TASK STATEMENT:
The reply should hold every record, copied exactly, and none of the pictures.

EXCERPTED RECORDS:
==========

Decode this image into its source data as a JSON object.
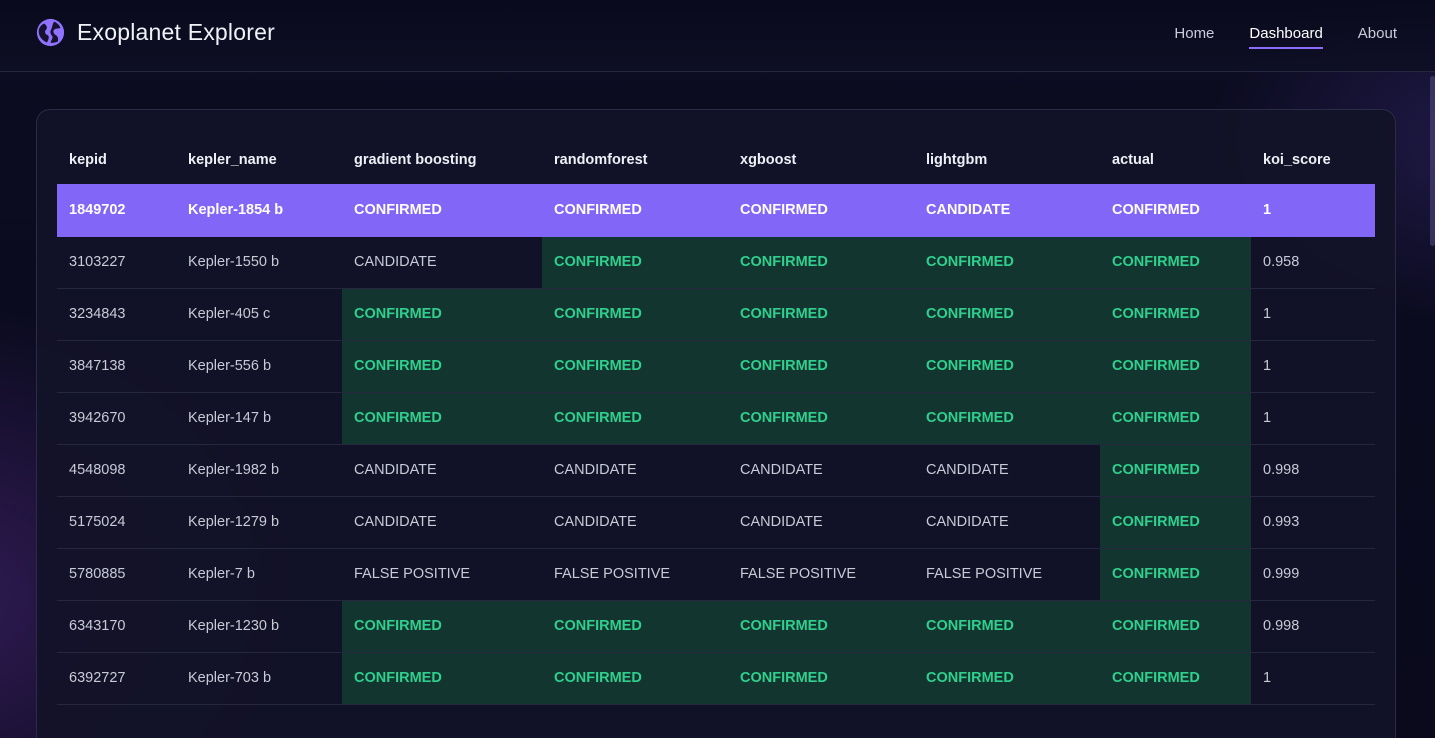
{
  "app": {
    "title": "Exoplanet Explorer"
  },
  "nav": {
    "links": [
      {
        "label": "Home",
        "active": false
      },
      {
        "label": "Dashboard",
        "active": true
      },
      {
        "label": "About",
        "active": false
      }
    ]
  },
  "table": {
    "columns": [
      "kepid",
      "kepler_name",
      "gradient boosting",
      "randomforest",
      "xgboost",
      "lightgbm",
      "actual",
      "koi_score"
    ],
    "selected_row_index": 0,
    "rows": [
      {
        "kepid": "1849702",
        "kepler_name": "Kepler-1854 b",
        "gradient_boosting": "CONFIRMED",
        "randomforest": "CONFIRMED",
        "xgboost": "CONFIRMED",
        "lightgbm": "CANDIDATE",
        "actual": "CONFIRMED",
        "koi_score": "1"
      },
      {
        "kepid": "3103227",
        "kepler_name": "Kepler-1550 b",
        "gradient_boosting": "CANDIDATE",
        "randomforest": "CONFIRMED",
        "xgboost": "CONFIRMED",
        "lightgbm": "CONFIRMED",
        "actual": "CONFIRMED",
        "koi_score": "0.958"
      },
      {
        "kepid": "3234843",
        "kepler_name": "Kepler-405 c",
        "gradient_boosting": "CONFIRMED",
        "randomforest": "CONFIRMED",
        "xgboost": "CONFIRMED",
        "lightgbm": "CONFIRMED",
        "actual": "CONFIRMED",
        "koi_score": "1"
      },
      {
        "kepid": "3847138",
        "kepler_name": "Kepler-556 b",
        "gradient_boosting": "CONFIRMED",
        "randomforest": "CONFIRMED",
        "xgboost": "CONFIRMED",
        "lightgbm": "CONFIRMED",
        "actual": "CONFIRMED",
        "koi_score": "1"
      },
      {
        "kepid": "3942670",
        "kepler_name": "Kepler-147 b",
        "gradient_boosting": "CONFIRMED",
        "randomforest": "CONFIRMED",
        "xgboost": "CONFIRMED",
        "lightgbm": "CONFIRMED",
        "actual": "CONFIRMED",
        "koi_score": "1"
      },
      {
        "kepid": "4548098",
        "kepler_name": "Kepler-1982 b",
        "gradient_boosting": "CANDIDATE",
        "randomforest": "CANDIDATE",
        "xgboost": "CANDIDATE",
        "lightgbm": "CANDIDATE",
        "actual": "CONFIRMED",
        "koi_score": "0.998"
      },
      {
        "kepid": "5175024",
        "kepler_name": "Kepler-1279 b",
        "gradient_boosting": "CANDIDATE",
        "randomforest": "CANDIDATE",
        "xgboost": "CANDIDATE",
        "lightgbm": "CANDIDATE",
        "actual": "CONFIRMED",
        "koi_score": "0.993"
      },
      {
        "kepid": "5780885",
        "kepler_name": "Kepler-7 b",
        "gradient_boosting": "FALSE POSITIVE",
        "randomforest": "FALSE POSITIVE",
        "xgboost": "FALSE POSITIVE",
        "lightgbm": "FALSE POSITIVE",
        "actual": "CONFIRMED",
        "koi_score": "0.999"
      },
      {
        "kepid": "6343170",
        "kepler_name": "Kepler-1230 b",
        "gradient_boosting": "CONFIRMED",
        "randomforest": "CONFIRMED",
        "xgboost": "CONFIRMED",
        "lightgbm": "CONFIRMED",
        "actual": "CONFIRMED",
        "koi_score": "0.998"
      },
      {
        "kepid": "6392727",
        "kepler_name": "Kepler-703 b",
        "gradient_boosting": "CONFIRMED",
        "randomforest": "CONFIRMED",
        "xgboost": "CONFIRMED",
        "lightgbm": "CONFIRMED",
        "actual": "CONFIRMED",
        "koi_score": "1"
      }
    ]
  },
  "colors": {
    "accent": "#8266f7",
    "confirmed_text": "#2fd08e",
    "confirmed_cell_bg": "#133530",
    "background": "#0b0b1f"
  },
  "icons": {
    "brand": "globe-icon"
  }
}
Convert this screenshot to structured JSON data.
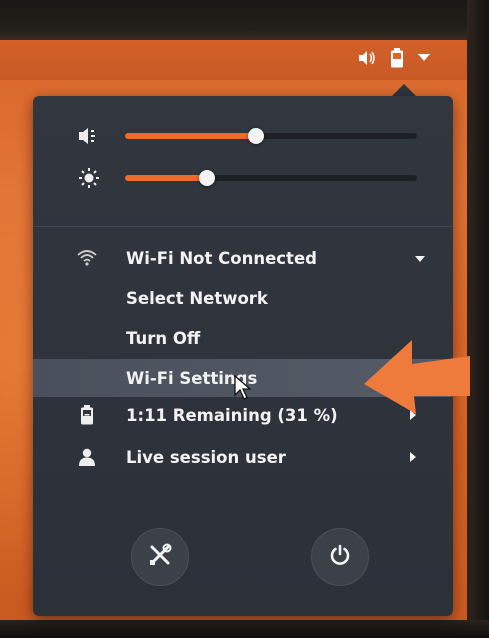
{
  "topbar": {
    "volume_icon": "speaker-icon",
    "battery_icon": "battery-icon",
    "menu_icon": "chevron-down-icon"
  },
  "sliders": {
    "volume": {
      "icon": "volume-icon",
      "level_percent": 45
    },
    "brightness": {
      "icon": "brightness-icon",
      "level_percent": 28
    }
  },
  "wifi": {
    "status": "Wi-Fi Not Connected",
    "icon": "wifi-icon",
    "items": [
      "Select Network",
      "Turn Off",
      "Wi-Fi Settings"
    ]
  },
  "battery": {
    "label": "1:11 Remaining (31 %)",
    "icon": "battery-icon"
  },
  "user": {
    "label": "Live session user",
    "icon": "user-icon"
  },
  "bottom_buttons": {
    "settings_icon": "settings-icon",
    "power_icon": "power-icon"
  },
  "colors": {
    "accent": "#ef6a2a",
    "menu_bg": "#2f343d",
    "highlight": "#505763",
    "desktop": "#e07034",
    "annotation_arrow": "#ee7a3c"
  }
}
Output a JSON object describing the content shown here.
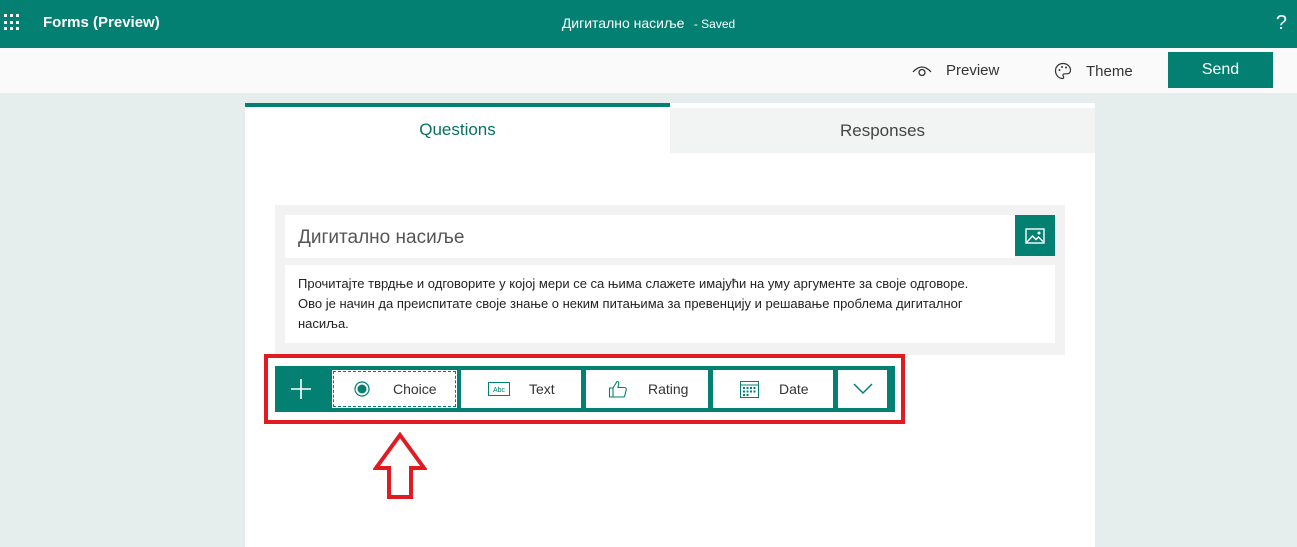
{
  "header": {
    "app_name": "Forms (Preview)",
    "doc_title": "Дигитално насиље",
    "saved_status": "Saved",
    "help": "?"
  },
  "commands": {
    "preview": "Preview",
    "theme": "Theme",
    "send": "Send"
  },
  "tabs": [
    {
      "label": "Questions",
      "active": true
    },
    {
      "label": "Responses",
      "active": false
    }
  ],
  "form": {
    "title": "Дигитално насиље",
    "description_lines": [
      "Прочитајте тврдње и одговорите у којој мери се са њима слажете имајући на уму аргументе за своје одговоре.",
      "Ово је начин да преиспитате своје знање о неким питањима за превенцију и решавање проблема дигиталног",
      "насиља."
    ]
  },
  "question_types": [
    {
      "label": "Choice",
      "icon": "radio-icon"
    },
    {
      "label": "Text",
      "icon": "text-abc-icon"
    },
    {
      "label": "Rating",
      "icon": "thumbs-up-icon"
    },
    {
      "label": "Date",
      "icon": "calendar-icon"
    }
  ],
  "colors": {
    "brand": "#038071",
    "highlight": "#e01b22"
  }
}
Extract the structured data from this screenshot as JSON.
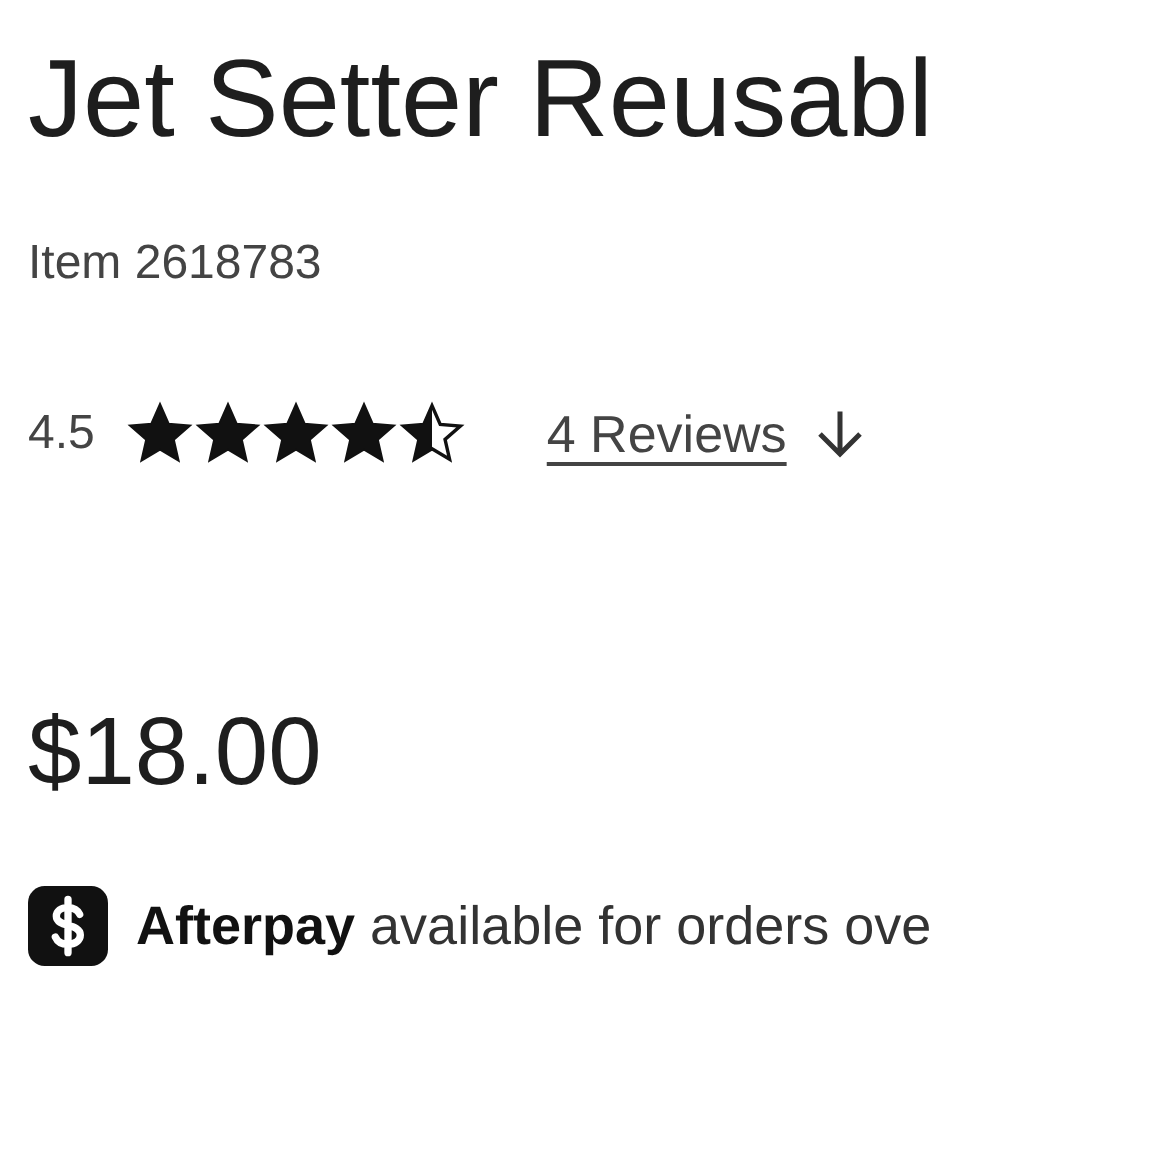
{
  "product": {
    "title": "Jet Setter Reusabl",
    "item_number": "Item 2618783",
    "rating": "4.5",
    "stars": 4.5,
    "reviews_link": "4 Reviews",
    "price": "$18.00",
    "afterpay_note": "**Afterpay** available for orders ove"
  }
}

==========

EXERCISE SOLUTION:
Decode this image into its source data as a JSON object.
{
  "app": {
    "title": "Exoplanet Explorer"
  },
  "nav": {
    "links": [
      {
        "label": "Home",
        "active": false
      },
      {
        "label": "Dashboard",
        "active": true
      },
      {
        "label": "About",
        "active": false
      }
    ]
  },
  "table": {
    "columns": [
      "kepid",
      "kepler_name",
      "gradient boosting",
      "randomforest",
      "xgboost",
      "lightgbm",
      "actual",
      "koi_score"
    ],
    "selected_row_index": 0,
    "rows": [
      {
        "kepid": "1849702",
        "kepler_name": "Kepler-1854 b",
        "gradient_boosting": "CONFIRMED",
        "randomforest": "CONFIRMED",
        "xgboost": "CONFIRMED",
        "lightgbm": "CANDIDATE",
        "actual": "CONFIRMED",
        "koi_score": "1"
      },
      {
        "kepid": "3103227",
        "kepler_name": "Kepler-1550 b",
        "gradient_boosting": "CANDIDATE",
        "randomforest": "CONFIRMED",
        "xgboost": "CONFIRMED",
        "lightgbm": "CONFIRMED",
        "actual": "CONFIRMED",
        "koi_score": "0.958"
      },
      {
        "kepid": "3234843",
        "kepler_name": "Kepler-405 c",
        "gradient_boosting": "CONFIRMED",
        "randomforest": "CONFIRMED",
        "xgboost": "CONFIRMED",
        "lightgbm": "CONFIRMED",
        "actual": "CONFIRMED",
        "koi_score": "1"
      },
      {
        "kepid": "3847138",
        "kepler_name": "Kepler-556 b",
        "gradient_boosting": "CONFIRMED",
        "randomforest": "CONFIRMED",
        "xgboost": "CONFIRMED",
        "lightgbm": "CONFIRMED",
        "actual": "CONFIRMED",
        "koi_score": "1"
      },
      {
        "kepid": "3942670",
        "kepler_name": "Kepler-147 b",
        "gradient_boosting": "CONFIRMED",
        "randomforest": "CONFIRMED",
        "xgboost": "CONFIRMED",
        "lightgbm": "CONFIRMED",
        "actual": "CONFIRMED",
        "koi_score": "1"
      },
      {
        "kepid": "4548098",
        "kepler_name": "Kepler-1982 b",
        "gradient_boosting": "CANDIDATE",
        "randomforest": "CANDIDATE",
        "xgboost": "CANDIDATE",
        "lightgbm": "CANDIDATE",
        "actual": "CONFIRMED",
        "koi_score": "0.998"
      },
      {
        "kepid": "5175024",
        "kepler_name": "Kepler-1279 b",
        "gradient_boosting": "CANDIDATE",
        "randomforest": "CANDIDATE",
        "xgboost": "CANDIDATE",
        "lightgbm": "CANDIDATE",
        "actual": "CONFIRMED",
        "koi_score": "0.993"
      },
      {
        "kepid": "5780885",
        "kepler_name": "Kepler-7 b",
        "gradient_boosting": "FALSE POSITIVE",
        "randomforest": "FALSE POSITIVE",
        "xgboost": "FALSE POSITIVE",
        "lightgbm": "FALSE POSITIVE",
        "actual": "CONFIRMED",
        "koi_score": "0.999"
      },
      {
        "kepid": "6343170",
        "kepler_name": "Kepler-1230 b",
        "gradient_boosting": "CONFIRMED",
        "randomforest": "CONFIRMED",
        "xgboost": "CONFIRMED",
        "lightgbm": "CONFIRMED",
        "actual": "CONFIRMED",
        "koi_score": "0.998"
      },
      {
        "kepid": "6392727",
        "kepler_name": "Kepler-703 b",
        "gradient_boosting": "CONFIRMED",
        "randomforest": "CONFIRMED",
        "xgboost": "CONFIRMED",
        "lightgbm": "CONFIRMED",
        "actual": "CONFIRMED",
        "koi_score": "1"
      }
    ]
  },
  "colors": {
    "accent": "#8266f7",
    "confirmed_text": "#2fd08e",
    "confirmed_cell_bg": "#133530",
    "background": "#0b0b1f"
  },
  "icons": {
    "brand": "globe-icon"
  }
}
Convert this screenshot to structured JSON data.
{
  "topbar": {
    "volume_icon": "speaker-icon",
    "battery_icon": "battery-icon",
    "menu_icon": "chevron-down-icon"
  },
  "sliders": {
    "volume": {
      "icon": "volume-icon",
      "level_percent": 45
    },
    "brightness": {
      "icon": "brightness-icon",
      "level_percent": 28
    }
  },
  "wifi": {
    "status": "Wi-Fi Not Connected",
    "icon": "wifi-icon",
    "items": [
      "Select Network",
      "Turn Off",
      "Wi-Fi Settings"
    ]
  },
  "battery": {
    "label": "1:11 Remaining (31 %)",
    "icon": "battery-icon"
  },
  "user": {
    "label": "Live session user",
    "icon": "user-icon"
  },
  "bottom_buttons": {
    "settings_icon": "settings-icon",
    "power_icon": "power-icon"
  },
  "colors": {
    "accent": "#ef6a2a",
    "menu_bg": "#2f343d",
    "highlight": "#505763",
    "desktop": "#e07034",
    "annotation_arrow": "#ee7a3c"
  }
}
Output a JSON object describing the content shown here.
{
  "header": {
    "app_name": "Forms (Preview)",
    "doc_title": "Дигитално насиље",
    "saved_status": "Saved",
    "help": "?"
  },
  "commands": {
    "preview": "Preview",
    "theme": "Theme",
    "send": "Send"
  },
  "tabs": [
    {
      "label": "Questions",
      "active": true
    },
    {
      "label": "Responses",
      "active": false
    }
  ],
  "form": {
    "title": "Дигитално насиље",
    "description_lines": [
      "Прочитајте тврдње и одговорите у којој мери се са њима слажете имајући на уму аргументе за своје одговоре.",
      "Ово је начин да преиспитате своје знање о неким питањима за превенцију и решавање проблема дигиталног",
      "насиља."
    ]
  },
  "question_types": [
    {
      "label": "Choice",
      "icon": "radio-icon"
    },
    {
      "label": "Text",
      "icon": "text-abc-icon"
    },
    {
      "label": "Rating",
      "icon": "thumbs-up-icon"
    },
    {
      "label": "Date",
      "icon": "calendar-icon"
    }
  ],
  "colors": {
    "brand": "#038071",
    "highlight": "#e01b22"
  }
}
Extract the structured data from this screenshot as JSON.
{
  "product": {
    "title": "Jet Setter Reusabl",
    "item_number": "Item 2618783",
    "rating": "4.5",
    "stars": 4.5,
    "reviews_link": "4 Reviews",
    "price": "$18.00",
    "afterpay_note": "**Afterpay** available for orders ove"
  }
}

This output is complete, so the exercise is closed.